- _HOW TO COMPLETE THIS TASK_:
Search the material below for the string "size" and copy each line where it appears.

*** Opening RECORDS TO USE ***

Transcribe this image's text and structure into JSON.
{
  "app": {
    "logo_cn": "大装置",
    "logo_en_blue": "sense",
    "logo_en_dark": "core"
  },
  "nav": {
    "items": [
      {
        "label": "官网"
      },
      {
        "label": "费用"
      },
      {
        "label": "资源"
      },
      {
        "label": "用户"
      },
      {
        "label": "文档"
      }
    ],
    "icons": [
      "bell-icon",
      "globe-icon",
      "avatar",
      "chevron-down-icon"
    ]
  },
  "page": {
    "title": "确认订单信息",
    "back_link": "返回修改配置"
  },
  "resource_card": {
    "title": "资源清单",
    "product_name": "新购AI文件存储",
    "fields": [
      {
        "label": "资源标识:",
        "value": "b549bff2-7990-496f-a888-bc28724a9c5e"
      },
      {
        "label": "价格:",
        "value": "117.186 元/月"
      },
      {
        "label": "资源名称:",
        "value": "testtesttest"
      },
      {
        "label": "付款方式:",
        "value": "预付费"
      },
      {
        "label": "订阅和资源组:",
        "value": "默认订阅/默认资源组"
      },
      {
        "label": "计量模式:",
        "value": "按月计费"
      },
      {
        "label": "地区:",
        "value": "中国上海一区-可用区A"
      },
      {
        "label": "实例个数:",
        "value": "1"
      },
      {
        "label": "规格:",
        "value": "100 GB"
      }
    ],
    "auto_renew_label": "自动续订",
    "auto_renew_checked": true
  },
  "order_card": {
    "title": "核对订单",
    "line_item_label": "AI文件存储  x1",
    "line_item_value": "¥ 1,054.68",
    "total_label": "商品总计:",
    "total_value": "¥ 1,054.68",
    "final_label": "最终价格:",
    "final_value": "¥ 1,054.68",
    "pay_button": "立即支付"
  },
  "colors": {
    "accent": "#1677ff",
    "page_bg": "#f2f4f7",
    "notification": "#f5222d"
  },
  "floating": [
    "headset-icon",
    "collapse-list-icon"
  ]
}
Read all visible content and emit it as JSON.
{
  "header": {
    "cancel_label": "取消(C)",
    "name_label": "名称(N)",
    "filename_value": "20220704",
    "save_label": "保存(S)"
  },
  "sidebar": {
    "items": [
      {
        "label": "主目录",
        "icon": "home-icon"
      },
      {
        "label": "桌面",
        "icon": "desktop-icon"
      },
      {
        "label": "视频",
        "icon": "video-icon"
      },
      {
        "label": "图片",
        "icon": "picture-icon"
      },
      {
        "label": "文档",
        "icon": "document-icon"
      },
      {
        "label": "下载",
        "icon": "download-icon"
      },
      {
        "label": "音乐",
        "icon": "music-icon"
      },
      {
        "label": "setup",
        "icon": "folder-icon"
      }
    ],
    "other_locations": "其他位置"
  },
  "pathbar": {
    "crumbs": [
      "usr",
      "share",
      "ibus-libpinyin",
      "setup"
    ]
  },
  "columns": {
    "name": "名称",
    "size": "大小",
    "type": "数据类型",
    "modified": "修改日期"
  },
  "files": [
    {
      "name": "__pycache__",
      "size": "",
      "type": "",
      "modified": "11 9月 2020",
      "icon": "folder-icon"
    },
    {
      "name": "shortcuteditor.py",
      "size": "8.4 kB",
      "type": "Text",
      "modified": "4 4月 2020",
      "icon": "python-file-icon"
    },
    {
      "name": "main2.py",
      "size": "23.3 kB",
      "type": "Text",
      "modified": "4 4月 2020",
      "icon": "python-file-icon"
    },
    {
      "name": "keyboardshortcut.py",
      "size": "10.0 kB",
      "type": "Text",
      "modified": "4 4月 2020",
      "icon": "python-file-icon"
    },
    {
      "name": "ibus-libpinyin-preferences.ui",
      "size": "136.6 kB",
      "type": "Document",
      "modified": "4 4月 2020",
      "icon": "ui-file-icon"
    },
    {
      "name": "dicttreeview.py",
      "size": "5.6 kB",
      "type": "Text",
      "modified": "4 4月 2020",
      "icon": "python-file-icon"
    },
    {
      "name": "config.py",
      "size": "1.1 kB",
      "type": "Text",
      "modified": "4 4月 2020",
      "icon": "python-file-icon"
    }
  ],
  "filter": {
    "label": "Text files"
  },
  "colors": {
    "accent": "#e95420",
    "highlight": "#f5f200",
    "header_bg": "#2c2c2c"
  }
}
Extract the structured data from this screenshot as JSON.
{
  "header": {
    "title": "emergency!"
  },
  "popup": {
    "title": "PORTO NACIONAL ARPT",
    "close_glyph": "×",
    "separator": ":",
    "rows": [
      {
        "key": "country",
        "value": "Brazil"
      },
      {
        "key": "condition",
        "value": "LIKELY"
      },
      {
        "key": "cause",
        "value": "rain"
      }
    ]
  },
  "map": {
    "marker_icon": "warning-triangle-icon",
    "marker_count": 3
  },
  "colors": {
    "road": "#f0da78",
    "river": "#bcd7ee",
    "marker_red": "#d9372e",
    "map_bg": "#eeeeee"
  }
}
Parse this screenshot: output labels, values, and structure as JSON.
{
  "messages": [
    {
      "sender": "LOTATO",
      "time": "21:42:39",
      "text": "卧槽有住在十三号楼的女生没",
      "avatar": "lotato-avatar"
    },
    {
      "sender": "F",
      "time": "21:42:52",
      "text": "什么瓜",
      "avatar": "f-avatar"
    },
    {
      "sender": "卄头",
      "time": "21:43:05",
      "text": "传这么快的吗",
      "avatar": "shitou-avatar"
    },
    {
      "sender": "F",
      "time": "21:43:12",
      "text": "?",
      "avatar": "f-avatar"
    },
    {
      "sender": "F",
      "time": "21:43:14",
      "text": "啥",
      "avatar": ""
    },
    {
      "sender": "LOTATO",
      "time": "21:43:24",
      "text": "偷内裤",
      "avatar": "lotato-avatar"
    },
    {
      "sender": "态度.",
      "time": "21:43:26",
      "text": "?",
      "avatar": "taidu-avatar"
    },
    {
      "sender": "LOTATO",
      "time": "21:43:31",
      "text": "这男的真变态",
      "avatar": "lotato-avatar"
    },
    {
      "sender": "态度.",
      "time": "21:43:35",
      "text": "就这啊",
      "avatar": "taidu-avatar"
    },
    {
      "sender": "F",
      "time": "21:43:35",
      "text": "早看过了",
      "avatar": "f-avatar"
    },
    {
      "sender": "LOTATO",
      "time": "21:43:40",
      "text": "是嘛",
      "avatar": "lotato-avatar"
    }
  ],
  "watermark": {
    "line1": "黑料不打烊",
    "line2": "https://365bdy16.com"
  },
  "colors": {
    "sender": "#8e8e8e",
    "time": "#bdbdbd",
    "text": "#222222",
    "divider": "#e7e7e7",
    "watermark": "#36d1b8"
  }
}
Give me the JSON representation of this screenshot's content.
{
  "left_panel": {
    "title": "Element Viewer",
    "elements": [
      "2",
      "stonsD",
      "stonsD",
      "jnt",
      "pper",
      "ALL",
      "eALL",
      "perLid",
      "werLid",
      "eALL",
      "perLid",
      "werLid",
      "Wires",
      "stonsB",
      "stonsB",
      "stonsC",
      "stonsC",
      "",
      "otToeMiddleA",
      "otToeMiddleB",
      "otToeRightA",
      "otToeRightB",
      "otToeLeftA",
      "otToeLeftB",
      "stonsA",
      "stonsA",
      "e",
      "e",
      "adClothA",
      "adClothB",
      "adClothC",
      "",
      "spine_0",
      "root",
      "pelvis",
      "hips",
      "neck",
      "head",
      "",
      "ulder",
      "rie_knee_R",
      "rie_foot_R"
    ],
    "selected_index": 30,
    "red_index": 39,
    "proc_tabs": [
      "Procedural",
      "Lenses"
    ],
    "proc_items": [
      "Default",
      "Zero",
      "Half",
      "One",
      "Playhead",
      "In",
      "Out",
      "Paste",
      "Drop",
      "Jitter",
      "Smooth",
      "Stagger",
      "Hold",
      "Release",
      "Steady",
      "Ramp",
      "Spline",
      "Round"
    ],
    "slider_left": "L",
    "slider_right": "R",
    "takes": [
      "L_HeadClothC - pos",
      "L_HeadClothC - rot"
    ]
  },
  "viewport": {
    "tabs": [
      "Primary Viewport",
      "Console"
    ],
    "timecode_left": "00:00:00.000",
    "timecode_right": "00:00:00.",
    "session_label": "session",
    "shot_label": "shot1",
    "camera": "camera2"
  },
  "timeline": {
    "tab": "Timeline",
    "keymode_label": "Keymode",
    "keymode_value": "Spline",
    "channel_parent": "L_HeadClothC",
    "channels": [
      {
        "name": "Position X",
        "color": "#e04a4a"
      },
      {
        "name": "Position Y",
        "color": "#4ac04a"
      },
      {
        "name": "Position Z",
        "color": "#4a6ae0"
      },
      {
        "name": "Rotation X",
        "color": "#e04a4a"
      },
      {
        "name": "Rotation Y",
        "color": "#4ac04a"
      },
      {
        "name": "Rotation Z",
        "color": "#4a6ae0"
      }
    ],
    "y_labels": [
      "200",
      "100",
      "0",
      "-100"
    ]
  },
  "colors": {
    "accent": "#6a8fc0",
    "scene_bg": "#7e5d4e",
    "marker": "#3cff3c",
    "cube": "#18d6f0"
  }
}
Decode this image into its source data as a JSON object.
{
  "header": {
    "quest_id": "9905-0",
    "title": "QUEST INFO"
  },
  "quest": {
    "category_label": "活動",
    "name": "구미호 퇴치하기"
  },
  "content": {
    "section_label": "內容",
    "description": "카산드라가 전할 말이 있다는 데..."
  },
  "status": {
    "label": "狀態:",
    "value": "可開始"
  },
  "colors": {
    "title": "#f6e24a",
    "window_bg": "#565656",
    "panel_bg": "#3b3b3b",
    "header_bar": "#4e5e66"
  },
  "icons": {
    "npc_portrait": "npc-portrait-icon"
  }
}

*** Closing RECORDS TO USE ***

- _TASK RESULT_:
    "size": "大小",
      "size": "",
      "size": "8.4 kB",
      "size": "23.3 kB",
      "size": "10.0 kB",
      "size": "136.6 kB",
      "size": "5.6 kB",
      "size": "1.1 kB",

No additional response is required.